Many of the ladies who come to our knitting groups in senior living facilities already have a knowledge of knitting or crochet. They may have done it at some point in their distant past and are looking to pick it up again. But occasionally one comes along who is looking to learn something brand new. It can be challenging for eighty- and ninety-year-old hands and fingers to figure out new motions and movements, but they aren’t afraid to try. For some, it proves a bit much, but for others, like Dottie, the determination is inspirational.
Around the beginning of the summer, Dottie, who could knit beautifully, decided that she would like to learn how to crochet. So we began. Each week I would show her how to make a basic stitch, and coach her through each step to complete a stitch. And each week she would struggle – to remember, and to make her hands do what she dreamed they could. Each week I expected her to say that was enough. And each week she would pull out her yarn and hook and say that she wanted to keep trying, that she wanted to be able to crochet.
As the weeks of the summer passed by, I began to realize her fierce determination to accomplish this goal, and my admiration grew. We would spend most of the hour in chairs side by side, me giving constant direction, Dottie following slowly, me encouraging constantly, Dottie making it to the end of the row. I gradually started sitting back in my chair, not saying so much. And she gradually began to remember. That’s when I became as determined as Dottie that she would indeed learn to crochet.

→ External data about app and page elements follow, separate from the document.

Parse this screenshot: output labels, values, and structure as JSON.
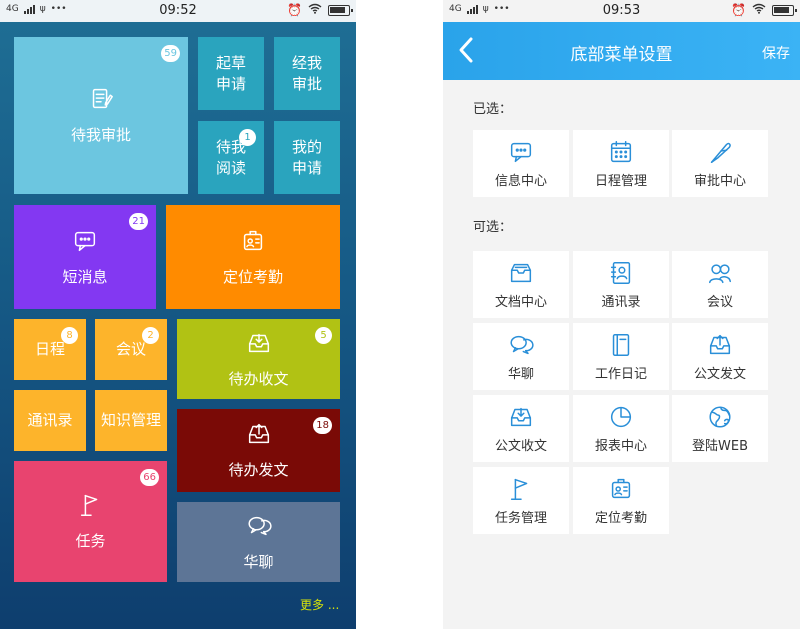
{
  "statusbar": {
    "network": "4G",
    "left_time": "09:52",
    "right_time": "09:53"
  },
  "home": {
    "tiles": [
      {
        "label": "待我审批",
        "badge": "59",
        "color": "#6cc6e0"
      },
      {
        "label": "起草\n申请",
        "badge": "",
        "color": "#2aa4be"
      },
      {
        "label": "经我\n审批",
        "badge": "",
        "color": "#2aa4be"
      },
      {
        "label": "待我\n阅读",
        "badge": "1",
        "color": "#2aa4be"
      },
      {
        "label": "我的\n申请",
        "badge": "",
        "color": "#2aa4be"
      },
      {
        "label": "短消息",
        "badge": "21",
        "color": "#8338f2"
      },
      {
        "label": "定位考勤",
        "badge": "",
        "color": "#ff8b00"
      },
      {
        "label": "日程",
        "badge": "8",
        "color": "#fdb42b"
      },
      {
        "label": "会议",
        "badge": "2",
        "color": "#fdb42b"
      },
      {
        "label": "通讯录",
        "badge": "",
        "color": "#fdb42b"
      },
      {
        "label": "知识管理",
        "badge": "",
        "color": "#fdb42b"
      },
      {
        "label": "待办收文",
        "badge": "5",
        "color": "#b1c214"
      },
      {
        "label": "待办发文",
        "badge": "18",
        "color": "#7a0a06"
      },
      {
        "label": "任务",
        "badge": "66",
        "color": "#e8446f"
      },
      {
        "label": "华聊",
        "badge": "",
        "color": "#5d7596"
      }
    ],
    "more_label": "更多 ..."
  },
  "settings": {
    "title": "底部菜单设置",
    "save_label": "保存",
    "selected_label": "已选：",
    "available_label": "可选：",
    "selected": [
      {
        "label": "信息中心"
      },
      {
        "label": "日程管理"
      },
      {
        "label": "审批中心"
      }
    ],
    "available": [
      {
        "label": "文档中心"
      },
      {
        "label": "通讯录"
      },
      {
        "label": "会议"
      },
      {
        "label": "华聊"
      },
      {
        "label": "工作日记"
      },
      {
        "label": "公文发文"
      },
      {
        "label": "公文收文"
      },
      {
        "label": "报表中心"
      },
      {
        "label": "登陆WEB"
      },
      {
        "label": "任务管理"
      },
      {
        "label": "定位考勤"
      }
    ],
    "icon_color": "#2a8fd8"
  }
}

By the beginning of September, I didn’t have to stick so close. After getting her started for the day, I could just stop by her chair now and then and check her progress. As she made mistakes, she never minded me pulling a row out to do over again, or the words to correct the mistake. And she would quietly, slowly continue to improve.
Last week when I arrived at the group, her chair was empty. She had passed away a few days before. One of her friends brought by Dottie’s knitting/crochet bag, and there on top was the crochet piece she had been working on. It still held the aura of determination.
All too often we think there is something we cannot do – a task, something to learn, something to get through. And so we stop. Or quit altogether. But that isn’t right. Just because something is challenging doesn’t necessarily mean that we cannot do it. Perhaps that situation or task is just presenting us an opportunity to hone our skills of perseverance, determination, and will. And practicing these things only makes us stronger.
I miss Dottie. I miss telling her she can do it. I miss watching her always trying, and the smile on her face when she got it right. We never know when our last day will be. Or that of those around us. Which is why we should always be determined to put the effort in to loving and encouraging the people God gives us connections with each day. Be encouraged to do it. It’s one thing you’ll never regret doing.
And let us consider how we may spur one another on
toward love and good deeds,